> [YOUR INSTRUCTIONS]:
Filter the records down to the lines that hold the word "selected", and copy each of those lines.

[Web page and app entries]
========
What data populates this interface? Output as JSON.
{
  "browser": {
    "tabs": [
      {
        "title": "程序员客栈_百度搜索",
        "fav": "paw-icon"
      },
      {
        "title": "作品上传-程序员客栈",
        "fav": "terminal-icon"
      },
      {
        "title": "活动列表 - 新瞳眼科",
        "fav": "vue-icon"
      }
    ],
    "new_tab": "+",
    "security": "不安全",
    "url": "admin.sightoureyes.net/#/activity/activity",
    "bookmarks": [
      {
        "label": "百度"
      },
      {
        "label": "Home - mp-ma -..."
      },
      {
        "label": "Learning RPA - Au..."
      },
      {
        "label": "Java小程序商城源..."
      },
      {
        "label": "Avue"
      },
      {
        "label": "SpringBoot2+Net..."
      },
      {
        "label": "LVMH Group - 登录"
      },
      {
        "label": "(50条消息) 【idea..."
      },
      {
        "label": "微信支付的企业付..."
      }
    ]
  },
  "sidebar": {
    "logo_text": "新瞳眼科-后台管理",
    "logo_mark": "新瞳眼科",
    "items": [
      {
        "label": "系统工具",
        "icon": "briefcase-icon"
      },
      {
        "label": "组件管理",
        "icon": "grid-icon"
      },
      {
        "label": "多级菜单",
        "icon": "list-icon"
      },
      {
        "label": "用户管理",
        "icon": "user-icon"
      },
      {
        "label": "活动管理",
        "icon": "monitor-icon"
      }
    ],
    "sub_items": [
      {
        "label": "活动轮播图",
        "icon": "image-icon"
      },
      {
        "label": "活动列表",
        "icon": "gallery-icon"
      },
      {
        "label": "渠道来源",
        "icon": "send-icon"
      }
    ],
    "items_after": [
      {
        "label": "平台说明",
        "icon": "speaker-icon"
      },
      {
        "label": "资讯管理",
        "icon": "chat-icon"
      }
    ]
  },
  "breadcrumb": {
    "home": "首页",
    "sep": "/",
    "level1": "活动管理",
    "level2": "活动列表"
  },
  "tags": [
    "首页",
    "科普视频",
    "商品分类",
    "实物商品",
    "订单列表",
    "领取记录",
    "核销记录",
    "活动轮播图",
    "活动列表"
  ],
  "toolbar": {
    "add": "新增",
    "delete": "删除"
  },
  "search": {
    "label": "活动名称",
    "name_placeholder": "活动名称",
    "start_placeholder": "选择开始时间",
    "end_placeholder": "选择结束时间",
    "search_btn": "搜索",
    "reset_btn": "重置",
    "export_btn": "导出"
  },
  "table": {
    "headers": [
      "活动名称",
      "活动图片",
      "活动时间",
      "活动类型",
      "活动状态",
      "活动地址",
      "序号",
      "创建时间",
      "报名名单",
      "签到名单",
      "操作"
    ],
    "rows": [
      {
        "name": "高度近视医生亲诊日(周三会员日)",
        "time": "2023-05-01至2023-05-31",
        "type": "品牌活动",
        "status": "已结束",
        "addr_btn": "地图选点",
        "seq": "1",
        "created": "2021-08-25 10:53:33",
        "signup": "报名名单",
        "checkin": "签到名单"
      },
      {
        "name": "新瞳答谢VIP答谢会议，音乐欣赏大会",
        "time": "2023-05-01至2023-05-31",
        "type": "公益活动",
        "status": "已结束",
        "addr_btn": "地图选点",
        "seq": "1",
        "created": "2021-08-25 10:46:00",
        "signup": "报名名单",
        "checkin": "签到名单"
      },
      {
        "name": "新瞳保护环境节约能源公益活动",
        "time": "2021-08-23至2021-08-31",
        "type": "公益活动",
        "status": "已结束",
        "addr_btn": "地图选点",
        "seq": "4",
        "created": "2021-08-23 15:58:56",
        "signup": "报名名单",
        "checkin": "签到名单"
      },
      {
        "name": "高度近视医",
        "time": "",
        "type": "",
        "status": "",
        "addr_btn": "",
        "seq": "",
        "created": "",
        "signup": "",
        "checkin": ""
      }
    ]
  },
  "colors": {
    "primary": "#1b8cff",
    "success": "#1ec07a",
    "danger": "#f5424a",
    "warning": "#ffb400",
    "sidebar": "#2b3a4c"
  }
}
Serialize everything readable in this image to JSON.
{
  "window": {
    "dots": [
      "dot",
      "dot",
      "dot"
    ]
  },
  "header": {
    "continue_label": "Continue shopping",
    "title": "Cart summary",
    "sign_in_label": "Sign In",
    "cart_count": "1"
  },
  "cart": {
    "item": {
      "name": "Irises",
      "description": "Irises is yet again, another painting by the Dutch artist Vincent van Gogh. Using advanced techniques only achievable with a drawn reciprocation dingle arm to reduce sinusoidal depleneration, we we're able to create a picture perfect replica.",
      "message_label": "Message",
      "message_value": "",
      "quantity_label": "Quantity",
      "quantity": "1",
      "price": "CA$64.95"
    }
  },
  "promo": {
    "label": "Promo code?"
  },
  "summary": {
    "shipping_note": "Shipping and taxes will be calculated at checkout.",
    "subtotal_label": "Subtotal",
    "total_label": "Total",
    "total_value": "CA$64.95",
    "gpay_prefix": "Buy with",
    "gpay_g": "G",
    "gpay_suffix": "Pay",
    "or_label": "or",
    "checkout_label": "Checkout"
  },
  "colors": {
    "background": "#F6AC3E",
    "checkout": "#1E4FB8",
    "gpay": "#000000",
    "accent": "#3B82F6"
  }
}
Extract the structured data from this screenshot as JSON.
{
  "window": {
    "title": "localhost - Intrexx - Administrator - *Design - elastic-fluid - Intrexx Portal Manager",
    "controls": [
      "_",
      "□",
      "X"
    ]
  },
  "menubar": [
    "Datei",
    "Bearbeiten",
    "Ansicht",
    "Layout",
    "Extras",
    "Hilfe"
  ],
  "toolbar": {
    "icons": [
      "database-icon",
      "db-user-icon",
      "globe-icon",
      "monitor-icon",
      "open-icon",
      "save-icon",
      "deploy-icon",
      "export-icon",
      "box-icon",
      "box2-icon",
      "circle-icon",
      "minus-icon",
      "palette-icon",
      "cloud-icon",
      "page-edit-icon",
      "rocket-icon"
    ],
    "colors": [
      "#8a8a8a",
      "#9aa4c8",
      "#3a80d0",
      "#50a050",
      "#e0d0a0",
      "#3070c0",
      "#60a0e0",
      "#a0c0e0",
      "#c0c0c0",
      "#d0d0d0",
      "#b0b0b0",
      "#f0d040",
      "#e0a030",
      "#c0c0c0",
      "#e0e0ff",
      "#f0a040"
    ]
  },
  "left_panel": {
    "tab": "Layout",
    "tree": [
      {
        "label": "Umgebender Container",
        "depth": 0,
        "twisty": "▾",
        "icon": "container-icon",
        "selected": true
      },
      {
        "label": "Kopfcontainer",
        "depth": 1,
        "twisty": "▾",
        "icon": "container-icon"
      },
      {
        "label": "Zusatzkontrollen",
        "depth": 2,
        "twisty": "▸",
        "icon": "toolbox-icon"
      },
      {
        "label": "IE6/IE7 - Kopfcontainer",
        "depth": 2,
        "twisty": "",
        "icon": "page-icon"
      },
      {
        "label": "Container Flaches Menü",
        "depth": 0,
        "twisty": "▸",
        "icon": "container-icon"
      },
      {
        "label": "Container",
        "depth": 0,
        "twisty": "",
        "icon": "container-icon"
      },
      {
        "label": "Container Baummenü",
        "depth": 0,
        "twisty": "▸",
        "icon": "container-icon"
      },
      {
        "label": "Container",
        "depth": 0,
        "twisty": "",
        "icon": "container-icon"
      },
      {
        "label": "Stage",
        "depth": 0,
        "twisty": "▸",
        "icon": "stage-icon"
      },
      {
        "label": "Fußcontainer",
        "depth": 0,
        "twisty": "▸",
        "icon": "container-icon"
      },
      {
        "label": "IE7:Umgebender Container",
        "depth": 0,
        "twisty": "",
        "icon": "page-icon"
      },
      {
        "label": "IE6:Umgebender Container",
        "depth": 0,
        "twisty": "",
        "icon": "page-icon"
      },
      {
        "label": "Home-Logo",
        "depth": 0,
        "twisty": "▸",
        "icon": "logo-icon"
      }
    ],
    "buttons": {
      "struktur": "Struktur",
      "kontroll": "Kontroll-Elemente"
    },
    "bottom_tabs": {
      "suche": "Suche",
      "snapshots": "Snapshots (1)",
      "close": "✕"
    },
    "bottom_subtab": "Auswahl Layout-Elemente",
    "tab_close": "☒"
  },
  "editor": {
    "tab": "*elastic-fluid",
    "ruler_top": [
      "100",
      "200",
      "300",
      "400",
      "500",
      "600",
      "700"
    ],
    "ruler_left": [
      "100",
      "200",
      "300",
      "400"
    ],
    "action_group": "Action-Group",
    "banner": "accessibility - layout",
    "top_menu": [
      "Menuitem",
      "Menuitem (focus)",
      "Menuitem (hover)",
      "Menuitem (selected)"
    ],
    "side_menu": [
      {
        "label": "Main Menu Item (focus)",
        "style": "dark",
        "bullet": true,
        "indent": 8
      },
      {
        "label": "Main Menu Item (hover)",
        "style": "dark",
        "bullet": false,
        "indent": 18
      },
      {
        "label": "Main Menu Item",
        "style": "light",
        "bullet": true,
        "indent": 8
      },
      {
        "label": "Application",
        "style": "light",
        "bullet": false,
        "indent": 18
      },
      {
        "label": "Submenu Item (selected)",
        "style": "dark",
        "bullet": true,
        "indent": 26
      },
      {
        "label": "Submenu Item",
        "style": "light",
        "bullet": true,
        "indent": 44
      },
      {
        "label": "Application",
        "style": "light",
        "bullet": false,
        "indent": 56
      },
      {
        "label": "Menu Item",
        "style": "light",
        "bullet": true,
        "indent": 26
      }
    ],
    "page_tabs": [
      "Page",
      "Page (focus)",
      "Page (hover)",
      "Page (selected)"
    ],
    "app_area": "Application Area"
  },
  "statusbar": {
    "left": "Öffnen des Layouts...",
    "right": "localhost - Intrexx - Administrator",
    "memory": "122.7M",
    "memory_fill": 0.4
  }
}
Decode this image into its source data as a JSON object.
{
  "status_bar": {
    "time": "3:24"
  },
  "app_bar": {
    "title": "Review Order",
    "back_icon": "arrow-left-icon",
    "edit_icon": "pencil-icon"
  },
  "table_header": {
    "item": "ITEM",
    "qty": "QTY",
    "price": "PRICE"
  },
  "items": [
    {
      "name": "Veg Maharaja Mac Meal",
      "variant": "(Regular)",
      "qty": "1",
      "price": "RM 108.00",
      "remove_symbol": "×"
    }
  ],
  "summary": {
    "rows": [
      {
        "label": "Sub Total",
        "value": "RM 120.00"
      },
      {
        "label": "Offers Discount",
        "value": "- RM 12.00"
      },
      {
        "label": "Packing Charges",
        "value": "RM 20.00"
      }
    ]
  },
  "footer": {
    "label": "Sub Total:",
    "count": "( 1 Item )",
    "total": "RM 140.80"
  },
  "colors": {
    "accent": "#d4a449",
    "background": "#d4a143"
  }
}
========
> [WRITTEN RESPONSE]:
        "selected": true
      "Menuitem (selected)"
        "label": "Submenu Item (selected)",
      "Page (selected)"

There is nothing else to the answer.